Brief
Scan the data below. Pull out each line where "JSON" occurs.

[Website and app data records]

___

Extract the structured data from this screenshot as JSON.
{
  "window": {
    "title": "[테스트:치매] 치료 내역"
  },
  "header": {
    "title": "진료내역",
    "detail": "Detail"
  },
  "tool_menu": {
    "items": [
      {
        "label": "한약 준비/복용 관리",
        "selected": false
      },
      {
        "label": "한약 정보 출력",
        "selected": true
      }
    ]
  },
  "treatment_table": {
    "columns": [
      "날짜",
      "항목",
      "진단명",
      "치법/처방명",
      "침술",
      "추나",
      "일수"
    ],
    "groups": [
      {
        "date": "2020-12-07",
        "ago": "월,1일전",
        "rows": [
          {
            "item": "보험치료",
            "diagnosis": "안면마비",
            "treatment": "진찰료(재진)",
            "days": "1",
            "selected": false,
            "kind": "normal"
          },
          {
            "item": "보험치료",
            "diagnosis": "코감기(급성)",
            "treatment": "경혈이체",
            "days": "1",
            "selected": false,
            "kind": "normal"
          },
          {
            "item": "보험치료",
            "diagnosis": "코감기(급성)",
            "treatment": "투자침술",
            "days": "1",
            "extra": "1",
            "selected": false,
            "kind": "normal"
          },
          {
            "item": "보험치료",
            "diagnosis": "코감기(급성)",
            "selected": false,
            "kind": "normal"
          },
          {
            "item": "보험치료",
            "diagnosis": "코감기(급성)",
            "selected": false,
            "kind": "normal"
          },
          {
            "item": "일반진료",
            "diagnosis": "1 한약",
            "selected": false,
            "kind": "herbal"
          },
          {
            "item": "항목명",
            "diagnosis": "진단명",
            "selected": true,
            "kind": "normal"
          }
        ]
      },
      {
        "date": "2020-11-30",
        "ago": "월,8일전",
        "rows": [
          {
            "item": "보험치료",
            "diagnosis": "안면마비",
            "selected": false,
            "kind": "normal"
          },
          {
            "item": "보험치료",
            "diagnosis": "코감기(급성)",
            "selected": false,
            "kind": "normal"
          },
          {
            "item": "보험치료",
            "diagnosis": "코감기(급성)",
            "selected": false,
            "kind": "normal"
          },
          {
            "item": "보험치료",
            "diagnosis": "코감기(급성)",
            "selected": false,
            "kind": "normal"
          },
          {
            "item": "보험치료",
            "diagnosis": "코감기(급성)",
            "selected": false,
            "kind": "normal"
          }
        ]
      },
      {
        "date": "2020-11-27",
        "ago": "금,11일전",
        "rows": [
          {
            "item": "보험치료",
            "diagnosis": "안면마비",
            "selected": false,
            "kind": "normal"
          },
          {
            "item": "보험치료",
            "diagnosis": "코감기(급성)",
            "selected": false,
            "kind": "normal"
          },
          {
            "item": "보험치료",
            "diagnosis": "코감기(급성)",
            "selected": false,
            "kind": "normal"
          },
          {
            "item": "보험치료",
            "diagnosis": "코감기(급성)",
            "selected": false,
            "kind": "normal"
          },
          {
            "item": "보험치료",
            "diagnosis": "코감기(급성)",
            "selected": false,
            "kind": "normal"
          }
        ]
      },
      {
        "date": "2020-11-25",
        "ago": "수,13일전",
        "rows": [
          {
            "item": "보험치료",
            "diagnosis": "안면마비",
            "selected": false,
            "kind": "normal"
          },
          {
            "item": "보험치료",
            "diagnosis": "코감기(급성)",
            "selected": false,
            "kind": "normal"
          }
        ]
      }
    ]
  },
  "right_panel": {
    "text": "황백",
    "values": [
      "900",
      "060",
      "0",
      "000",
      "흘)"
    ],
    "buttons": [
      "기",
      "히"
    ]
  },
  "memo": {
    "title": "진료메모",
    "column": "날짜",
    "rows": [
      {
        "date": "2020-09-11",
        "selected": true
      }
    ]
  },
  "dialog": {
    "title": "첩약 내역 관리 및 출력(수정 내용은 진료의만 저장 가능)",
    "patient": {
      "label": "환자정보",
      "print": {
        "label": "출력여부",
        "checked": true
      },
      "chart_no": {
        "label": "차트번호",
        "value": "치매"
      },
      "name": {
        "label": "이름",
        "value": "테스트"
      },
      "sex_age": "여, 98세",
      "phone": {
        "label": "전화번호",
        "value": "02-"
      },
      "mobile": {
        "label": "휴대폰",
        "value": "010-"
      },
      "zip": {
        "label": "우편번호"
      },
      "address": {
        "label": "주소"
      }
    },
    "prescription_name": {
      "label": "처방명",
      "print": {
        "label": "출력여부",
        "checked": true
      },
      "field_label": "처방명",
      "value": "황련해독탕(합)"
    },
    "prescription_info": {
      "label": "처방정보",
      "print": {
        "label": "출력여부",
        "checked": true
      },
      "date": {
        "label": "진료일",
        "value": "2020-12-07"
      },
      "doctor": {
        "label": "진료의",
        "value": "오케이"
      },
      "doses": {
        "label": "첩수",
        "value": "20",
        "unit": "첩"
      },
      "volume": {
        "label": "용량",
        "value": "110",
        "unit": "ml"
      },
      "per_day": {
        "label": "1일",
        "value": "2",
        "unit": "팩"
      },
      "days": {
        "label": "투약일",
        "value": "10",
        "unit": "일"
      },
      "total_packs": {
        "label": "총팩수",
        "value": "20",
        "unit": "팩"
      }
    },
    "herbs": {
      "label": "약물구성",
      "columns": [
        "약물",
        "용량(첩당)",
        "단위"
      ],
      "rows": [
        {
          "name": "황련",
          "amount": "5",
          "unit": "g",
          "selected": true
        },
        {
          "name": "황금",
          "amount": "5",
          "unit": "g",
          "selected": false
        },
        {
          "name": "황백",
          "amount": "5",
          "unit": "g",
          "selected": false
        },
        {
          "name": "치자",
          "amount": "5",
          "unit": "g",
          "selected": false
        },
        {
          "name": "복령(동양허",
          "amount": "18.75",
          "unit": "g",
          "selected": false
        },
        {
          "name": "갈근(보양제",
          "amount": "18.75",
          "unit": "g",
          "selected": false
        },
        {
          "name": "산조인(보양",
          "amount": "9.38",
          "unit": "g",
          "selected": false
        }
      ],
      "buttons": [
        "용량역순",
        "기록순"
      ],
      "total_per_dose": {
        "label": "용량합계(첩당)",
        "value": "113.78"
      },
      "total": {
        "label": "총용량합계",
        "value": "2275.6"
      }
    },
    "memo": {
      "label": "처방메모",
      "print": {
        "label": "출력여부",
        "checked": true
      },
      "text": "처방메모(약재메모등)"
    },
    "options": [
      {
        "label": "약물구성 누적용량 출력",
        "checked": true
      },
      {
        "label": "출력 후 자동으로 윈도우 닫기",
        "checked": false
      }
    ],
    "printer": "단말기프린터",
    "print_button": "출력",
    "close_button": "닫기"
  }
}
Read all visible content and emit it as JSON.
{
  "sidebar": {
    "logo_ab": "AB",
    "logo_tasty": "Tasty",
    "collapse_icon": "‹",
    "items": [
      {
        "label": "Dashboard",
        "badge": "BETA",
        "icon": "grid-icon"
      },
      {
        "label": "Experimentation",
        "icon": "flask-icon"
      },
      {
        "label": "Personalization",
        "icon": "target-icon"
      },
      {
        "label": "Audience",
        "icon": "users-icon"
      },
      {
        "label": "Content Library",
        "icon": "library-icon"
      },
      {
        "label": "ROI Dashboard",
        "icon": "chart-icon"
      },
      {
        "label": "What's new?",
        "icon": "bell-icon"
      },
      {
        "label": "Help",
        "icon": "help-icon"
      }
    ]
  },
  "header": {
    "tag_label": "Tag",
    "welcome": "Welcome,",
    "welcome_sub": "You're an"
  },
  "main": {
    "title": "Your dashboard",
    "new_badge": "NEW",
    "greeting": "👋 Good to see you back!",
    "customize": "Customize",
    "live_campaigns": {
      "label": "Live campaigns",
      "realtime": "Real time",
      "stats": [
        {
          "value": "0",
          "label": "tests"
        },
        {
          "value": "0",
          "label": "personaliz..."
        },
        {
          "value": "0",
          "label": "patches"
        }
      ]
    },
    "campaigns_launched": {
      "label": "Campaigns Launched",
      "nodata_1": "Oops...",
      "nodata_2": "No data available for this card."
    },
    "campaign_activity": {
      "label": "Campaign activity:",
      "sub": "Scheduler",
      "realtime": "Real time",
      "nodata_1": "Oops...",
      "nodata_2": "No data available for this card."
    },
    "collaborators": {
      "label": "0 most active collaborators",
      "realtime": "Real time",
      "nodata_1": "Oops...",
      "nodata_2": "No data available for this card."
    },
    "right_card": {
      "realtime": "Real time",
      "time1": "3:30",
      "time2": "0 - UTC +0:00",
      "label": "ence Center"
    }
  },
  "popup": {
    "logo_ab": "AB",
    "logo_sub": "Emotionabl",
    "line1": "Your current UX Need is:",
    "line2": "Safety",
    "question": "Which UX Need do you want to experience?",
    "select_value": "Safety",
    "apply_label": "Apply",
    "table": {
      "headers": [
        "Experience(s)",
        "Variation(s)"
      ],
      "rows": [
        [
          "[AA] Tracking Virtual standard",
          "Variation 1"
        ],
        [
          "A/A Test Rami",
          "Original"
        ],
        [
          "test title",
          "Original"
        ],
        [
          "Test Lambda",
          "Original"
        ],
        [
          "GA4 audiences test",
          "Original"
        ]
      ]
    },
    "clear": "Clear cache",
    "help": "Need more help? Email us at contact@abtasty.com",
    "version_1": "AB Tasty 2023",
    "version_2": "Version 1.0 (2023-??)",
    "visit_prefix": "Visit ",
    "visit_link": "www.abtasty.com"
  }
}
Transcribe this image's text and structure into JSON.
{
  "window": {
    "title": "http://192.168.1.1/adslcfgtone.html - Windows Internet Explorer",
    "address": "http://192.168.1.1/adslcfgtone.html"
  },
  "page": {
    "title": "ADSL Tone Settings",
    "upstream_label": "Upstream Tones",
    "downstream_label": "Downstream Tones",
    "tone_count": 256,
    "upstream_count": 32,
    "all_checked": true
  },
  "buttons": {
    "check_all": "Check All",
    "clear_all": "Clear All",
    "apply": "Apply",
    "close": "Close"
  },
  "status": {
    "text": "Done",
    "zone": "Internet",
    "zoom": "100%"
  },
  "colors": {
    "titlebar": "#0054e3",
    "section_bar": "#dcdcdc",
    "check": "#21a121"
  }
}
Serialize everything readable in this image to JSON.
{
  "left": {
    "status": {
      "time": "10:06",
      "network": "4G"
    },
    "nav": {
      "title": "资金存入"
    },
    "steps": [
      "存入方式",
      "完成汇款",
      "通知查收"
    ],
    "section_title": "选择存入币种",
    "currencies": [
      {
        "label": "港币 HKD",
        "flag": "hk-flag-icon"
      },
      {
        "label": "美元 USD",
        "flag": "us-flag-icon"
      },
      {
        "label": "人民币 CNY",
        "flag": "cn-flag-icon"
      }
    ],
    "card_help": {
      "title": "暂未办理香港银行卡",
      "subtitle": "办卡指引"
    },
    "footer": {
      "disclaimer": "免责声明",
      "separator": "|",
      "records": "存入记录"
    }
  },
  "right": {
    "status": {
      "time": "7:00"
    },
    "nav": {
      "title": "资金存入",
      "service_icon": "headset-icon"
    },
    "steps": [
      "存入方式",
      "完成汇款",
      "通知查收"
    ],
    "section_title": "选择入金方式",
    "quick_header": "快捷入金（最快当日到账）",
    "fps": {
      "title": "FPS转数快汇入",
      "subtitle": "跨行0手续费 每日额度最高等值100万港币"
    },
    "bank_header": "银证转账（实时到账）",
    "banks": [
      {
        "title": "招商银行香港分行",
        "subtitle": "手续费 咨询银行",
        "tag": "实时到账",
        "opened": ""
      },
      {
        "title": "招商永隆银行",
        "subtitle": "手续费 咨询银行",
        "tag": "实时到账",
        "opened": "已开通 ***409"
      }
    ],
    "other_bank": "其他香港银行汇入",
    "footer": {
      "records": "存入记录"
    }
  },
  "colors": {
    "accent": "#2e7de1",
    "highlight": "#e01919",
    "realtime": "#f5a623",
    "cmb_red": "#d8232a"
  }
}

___

Answer to this problem
Extract the structured data from this screenshot as JSON.
Read all visible content and emit it as JSON.
Transcribe this image's text and structure into JSON.
Serialize everything readable in this image to JSON.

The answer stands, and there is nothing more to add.